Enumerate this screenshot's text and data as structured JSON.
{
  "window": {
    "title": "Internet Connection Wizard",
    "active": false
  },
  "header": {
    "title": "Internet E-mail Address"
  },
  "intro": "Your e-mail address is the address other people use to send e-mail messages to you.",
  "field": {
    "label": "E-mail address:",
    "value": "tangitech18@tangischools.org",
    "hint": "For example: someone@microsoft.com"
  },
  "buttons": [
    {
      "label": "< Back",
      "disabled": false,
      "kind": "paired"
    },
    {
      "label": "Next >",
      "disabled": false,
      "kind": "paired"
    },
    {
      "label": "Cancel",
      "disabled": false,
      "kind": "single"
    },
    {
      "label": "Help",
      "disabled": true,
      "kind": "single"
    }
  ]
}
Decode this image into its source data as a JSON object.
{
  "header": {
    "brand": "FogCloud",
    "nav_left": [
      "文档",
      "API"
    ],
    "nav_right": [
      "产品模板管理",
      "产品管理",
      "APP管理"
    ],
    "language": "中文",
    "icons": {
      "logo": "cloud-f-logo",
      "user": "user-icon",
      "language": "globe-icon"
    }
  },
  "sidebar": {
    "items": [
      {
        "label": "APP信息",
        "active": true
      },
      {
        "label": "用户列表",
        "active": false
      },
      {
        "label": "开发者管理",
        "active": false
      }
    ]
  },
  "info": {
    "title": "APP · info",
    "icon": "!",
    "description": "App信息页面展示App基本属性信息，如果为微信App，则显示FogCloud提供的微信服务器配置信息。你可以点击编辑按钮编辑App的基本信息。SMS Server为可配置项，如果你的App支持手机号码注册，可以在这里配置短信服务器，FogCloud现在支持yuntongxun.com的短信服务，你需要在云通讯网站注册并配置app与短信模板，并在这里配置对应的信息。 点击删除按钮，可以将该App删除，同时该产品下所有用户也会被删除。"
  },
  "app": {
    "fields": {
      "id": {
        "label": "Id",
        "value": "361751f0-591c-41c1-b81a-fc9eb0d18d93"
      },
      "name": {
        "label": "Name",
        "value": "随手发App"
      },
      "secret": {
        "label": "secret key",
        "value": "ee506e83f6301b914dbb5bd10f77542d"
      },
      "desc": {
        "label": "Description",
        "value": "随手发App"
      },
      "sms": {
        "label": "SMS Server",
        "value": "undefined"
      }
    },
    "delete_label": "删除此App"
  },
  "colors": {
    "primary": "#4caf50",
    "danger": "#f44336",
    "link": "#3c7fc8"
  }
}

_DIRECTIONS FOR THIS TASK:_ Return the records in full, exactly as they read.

_RESPONSE FOR THIS EXERCISE:_
Enumerate this screenshot's text and data as structured JSON.
{
  "window": {
    "title": "Internet Connection Wizard",
    "active": false
  },
  "header": {
    "title": "Internet E-mail Address"
  },
  "intro": "Your e-mail address is the address other people use to send e-mail messages to you.",
  "field": {
    "label": "E-mail address:",
    "value": "tangitech18@tangischools.org",
    "hint": "For example: someone@microsoft.com"
  },
  "buttons": [
    {
      "label": "< Back",
      "disabled": false,
      "kind": "paired"
    },
    {
      "label": "Next >",
      "disabled": false,
      "kind": "paired"
    },
    {
      "label": "Cancel",
      "disabled": false,
      "kind": "single"
    },
    {
      "label": "Help",
      "disabled": true,
      "kind": "single"
    }
  ]
}
Decode this image into its source data as a JSON object.
{
  "header": {
    "brand": "FogCloud",
    "nav_left": [
      "文档",
      "API"
    ],
    "nav_right": [
      "产品模板管理",
      "产品管理",
      "APP管理"
    ],
    "language": "中文",
    "icons": {
      "logo": "cloud-f-logo",
      "user": "user-icon",
      "language": "globe-icon"
    }
  },
  "sidebar": {
    "items": [
      {
        "label": "APP信息",
        "active": true
      },
      {
        "label": "用户列表",
        "active": false
      },
      {
        "label": "开发者管理",
        "active": false
      }
    ]
  },
  "info": {
    "title": "APP · info",
    "icon": "!",
    "description": "App信息页面展示App基本属性信息，如果为微信App，则显示FogCloud提供的微信服务器配置信息。你可以点击编辑按钮编辑App的基本信息。SMS Server为可配置项，如果你的App支持手机号码注册，可以在这里配置短信服务器，FogCloud现在支持yuntongxun.com的短信服务，你需要在云通讯网站注册并配置app与短信模板，并在这里配置对应的信息。 点击删除按钮，可以将该App删除，同时该产品下所有用户也会被删除。"
  },
  "app": {
    "fields": {
      "id": {
        "label": "Id",
        "value": "361751f0-591c-41c1-b81a-fc9eb0d18d93"
      },
      "name": {
        "label": "Name",
        "value": "随手发App"
      },
      "secret": {
        "label": "secret key",
        "value": "ee506e83f6301b914dbb5bd10f77542d"
      },
      "desc": {
        "label": "Description",
        "value": "随手发App"
      },
      "sms": {
        "label": "SMS Server",
        "value": "undefined"
      }
    },
    "delete_label": "删除此App"
  },
  "colors": {
    "primary": "#4caf50",
    "danger": "#f44336",
    "link": "#3c7fc8"
  }
}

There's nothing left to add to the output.